Segment Start: SUPPLIED ENTRIES
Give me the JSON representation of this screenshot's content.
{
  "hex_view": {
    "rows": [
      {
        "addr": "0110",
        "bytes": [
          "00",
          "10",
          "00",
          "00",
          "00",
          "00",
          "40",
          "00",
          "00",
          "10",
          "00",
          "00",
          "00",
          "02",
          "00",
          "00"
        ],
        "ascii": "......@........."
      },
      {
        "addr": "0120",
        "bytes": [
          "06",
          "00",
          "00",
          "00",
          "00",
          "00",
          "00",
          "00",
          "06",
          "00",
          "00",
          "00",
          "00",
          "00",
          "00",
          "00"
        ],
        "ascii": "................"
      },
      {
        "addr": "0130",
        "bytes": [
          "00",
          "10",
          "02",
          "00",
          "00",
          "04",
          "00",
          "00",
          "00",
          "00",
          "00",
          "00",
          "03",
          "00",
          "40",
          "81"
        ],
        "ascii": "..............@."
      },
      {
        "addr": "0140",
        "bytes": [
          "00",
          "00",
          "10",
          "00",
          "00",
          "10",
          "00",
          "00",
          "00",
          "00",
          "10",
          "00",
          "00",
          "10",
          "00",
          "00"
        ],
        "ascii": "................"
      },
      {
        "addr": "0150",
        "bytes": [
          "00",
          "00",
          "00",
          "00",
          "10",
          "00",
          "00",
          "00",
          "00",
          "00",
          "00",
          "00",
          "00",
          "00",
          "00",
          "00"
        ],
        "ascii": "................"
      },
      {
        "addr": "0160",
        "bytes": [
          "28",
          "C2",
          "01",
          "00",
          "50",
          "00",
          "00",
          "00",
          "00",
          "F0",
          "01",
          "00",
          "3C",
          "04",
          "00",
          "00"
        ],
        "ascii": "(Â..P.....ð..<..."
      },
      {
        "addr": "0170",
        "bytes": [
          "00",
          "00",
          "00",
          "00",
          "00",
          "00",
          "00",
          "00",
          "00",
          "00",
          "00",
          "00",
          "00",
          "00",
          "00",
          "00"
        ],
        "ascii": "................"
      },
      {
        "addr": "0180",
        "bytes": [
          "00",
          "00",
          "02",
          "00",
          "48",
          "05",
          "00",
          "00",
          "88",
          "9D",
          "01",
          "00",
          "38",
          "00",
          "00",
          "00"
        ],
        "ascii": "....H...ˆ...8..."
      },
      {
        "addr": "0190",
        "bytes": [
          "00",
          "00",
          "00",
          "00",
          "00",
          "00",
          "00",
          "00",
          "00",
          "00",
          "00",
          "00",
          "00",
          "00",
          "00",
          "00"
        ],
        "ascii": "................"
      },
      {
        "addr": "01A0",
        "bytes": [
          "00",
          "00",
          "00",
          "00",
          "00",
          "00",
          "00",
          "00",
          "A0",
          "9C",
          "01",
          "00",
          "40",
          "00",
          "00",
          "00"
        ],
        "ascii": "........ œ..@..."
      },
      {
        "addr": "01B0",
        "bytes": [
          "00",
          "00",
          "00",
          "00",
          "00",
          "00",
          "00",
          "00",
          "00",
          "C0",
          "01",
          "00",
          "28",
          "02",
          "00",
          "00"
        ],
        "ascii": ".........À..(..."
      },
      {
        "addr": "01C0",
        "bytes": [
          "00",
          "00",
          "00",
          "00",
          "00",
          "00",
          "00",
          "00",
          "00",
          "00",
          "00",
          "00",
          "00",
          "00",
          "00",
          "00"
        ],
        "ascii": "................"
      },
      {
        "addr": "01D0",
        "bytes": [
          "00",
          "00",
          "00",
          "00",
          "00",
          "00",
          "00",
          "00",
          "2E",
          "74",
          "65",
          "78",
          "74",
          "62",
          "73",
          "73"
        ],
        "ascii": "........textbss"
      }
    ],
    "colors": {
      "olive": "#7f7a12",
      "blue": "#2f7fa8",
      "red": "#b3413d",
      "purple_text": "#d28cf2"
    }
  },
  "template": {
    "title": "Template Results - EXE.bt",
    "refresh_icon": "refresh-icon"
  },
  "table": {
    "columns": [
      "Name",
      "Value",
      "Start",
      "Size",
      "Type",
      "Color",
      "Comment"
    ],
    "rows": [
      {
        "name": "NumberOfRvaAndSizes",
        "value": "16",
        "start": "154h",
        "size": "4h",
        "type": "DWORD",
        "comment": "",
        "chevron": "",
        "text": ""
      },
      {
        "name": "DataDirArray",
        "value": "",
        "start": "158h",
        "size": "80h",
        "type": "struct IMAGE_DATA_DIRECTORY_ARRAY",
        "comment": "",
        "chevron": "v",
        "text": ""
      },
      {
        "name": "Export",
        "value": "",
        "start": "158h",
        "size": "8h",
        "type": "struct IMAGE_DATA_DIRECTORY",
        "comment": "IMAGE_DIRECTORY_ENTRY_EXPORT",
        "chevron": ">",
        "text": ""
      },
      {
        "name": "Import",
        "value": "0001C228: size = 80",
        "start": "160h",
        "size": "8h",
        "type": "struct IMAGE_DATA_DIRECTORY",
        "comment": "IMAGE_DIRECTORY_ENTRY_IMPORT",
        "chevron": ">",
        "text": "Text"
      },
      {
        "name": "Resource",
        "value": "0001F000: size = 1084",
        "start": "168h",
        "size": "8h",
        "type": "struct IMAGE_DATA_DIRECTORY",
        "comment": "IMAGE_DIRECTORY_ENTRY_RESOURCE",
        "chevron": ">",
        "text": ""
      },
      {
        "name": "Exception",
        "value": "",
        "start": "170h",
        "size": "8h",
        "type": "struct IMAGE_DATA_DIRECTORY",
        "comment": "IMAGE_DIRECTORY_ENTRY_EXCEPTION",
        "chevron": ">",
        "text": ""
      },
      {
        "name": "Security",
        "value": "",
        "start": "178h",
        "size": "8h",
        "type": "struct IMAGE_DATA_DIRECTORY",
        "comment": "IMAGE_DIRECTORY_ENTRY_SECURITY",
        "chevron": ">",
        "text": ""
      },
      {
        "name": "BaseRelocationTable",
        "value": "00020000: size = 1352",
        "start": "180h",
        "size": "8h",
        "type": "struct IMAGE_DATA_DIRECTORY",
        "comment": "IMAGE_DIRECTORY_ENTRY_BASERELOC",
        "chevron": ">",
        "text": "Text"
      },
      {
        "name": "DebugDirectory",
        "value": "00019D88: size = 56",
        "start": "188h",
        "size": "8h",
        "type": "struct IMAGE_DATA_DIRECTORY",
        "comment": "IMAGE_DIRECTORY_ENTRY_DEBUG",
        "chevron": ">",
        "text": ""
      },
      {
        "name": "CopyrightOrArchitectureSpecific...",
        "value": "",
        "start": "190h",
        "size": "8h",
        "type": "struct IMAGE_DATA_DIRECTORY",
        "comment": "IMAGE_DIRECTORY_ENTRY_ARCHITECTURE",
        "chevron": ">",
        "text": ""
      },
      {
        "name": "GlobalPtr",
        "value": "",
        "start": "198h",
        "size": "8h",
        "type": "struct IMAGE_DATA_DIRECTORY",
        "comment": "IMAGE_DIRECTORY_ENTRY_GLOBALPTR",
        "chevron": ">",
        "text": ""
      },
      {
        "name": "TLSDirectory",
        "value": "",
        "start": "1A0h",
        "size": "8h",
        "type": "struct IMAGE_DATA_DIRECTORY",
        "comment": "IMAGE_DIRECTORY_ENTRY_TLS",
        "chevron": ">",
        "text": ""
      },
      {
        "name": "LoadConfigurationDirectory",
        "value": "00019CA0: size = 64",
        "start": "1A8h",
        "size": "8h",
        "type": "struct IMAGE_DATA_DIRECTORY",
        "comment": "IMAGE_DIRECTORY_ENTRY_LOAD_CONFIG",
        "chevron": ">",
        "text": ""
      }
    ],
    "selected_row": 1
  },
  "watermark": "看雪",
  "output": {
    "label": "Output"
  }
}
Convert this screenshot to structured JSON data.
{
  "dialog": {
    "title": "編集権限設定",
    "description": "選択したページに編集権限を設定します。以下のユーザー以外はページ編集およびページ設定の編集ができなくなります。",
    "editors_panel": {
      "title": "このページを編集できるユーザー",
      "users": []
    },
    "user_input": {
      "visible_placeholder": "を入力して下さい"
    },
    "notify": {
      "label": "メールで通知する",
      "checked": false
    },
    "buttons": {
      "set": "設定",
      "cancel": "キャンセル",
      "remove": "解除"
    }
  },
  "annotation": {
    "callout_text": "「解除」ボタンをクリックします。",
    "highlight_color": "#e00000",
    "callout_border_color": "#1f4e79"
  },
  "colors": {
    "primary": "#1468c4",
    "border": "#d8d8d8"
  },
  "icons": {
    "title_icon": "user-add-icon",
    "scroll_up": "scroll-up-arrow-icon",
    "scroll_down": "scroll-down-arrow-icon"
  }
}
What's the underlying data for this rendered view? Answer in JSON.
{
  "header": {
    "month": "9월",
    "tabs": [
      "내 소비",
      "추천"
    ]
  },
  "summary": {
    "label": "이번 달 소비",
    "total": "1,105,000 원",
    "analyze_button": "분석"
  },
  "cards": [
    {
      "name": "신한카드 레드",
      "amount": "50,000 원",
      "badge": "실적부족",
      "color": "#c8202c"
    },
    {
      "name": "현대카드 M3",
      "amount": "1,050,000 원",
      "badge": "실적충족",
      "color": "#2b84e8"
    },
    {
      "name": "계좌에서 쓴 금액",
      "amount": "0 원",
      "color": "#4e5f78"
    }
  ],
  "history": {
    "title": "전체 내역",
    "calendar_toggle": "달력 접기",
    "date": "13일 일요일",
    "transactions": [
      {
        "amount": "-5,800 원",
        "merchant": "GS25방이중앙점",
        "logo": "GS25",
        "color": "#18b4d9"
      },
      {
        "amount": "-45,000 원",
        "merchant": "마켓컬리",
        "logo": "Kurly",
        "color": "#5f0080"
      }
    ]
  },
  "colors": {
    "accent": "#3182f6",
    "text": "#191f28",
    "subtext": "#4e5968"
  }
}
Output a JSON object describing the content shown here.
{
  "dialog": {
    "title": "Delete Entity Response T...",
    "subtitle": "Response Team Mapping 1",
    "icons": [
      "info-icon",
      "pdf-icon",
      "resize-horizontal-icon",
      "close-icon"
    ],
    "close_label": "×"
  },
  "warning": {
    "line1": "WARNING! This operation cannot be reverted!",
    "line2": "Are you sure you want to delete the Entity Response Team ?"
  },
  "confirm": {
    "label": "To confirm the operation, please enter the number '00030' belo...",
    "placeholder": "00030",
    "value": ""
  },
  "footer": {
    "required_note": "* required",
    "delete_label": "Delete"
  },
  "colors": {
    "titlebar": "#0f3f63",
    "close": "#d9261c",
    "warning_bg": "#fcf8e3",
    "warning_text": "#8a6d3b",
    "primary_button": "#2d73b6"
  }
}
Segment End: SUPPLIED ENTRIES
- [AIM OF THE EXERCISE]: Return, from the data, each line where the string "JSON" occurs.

- [OUTPUT FOR THIS TASK]:
Give me the JSON representation of this screenshot's content.
Convert this screenshot to structured JSON data.
What's the underlying data for this rendered view? Answer in JSON.
Output a JSON object describing the content shown here.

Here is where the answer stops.